[Restoring] Commodore 1570 Disk Drive retrobrighting

Hello guys,

Time ago I’ve found in a old an dirty container a quite decent Commodore Disk Drive for 5,25″ floppy disk. I’ve always loved these kind of media and in fact I’ve recently decided to change the logo of this blog from Mario’s Goomba to one of these neat 3M disks 🙂

However the drive was in a bad shape. Unfortunately I wasn’t able to find the cables to connect it to my C64C so at the moment I don’t know if it’s working or not so the only thing I could do was open it, check if there was something missing or in bad shape and clean everithing to give it a decent shape, at least cosmetically-wise.

In order to do it I tried my first retrobrighting process so first of all I bought everything I needed for the job. I aldready had the plastic wrap (I have tons of plastic wrap in my house, who knows why) and a cleaner but I needed hydrogen peroxyde and a small paint brush. Simple stuff, I’ve paid them less than 3€.

First thing to do for a good retrobright is obviously open the drive (it has only 4 common screws), then I unplugged a couple of connectors and I unscrewed all the actual hardware. Luckily there are only 6 screws and there’s nothing more to remove, because cleverly Commodore fixed the one-piece disk reader to the plastic case.

After then I vacuum cleaned the two shells and you can imagine how dusty it could be after like 30 years spent stored in a messy place and I wiped it a bit with one of those cloths you use to clean the glasses. The last part was using some pressurized air to definitely clean it all over and rinse it under the water.

After it was dried off I started with the actual retroblight process.
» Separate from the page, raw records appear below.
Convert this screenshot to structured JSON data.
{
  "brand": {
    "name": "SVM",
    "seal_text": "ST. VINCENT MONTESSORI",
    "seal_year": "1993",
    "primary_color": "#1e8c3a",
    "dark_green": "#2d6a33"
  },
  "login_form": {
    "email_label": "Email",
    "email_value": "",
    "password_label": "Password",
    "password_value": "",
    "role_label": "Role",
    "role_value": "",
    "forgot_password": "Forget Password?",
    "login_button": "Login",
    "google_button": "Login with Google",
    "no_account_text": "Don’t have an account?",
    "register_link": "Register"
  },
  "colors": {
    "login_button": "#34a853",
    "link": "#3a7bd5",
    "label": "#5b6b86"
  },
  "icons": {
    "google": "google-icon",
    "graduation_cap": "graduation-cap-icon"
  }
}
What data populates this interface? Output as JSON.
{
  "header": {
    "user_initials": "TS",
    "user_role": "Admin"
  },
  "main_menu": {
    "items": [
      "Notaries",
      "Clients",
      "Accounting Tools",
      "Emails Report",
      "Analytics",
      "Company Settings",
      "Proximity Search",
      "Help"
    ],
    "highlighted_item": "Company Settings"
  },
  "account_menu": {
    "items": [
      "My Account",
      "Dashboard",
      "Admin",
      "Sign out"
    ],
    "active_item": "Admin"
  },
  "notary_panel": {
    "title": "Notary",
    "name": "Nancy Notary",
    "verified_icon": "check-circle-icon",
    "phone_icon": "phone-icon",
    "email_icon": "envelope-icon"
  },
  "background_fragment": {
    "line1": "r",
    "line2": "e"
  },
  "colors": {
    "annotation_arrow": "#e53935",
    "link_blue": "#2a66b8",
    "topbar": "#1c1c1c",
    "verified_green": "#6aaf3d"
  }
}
First of all I’ve cut two pieces of plastic wrap, both long more or less like a forearm and I placed them on the table in a way they were a bit overlapping. The I put on them one of the two plastic shells and I’ve applied the mix for the retrobright. Unlike most of the tutorials I’ve seen online, where they use only hydrogen peroxide, I’ve used a (slightly modified) recipe I’ve seen from one italian collector, Matteo Turchi, which is 2/3 hydrogen peroxyde and 1/3 acid base cleaner (I’ve used the Cillit Bang, since I have 4 bottles of this and, again, don’t ask me why, it looks like I have huge amount of useless stuff in my house), and obviously I wore my usual blue gloves.

I’ve gently put this mix with a paint brush on all the surface of the plastic, be careful not to leave any dry space. For greater security I’ve covered the original Commodore labels with some tape, to avoid they could be ruined by the solution. Then I wrapped the plastic as tight as I could with the wrap and I let it sit under the sun. Actually I’ve placed it outside on the terrace way before the sun was coming (there’s always some reflected light that can speed up the process). I left the piece under the direct sunlight for let’s say 4 hours only because, unfortunately, my terrace is a bit underexposed to the sun, otherwise I would have left it there for more time, but the results have been good anyway.

I compared the color of the platistic that usually is exposed to the light with the one under the “1570 Disk Drive” label that has never seen the sunlight and, although there was still a difference between the color, I could say that the plastic was actually brighter than before. For further comparison I placed the two plastic pieces one over the other to see the difference as, as you can see, the color is different.

Now I’m looking after some cables and floppies to try the disk drive, even though I confess I’m not so confident, because I’ve seen some rust on the mechanisms and I don’t think this will ever work, but never say never, fingers crossed and see what happens!

Follow I ❤ Old Games on Facebook!

Leave a Reply

Fill in your details below or click an icon to log in:

WordPress.com Logo

You are commenting using your WordPress.com account. Log Out /  Change )

Twitter picture

You are commenting using your Twitter account. Log Out /  Change )

Facebook photo

You are commenting using your Facebook account. Log Out /  Change )

Connecting to %s

This site uses Akismet to reduce spam. Learn how your comment data is processed.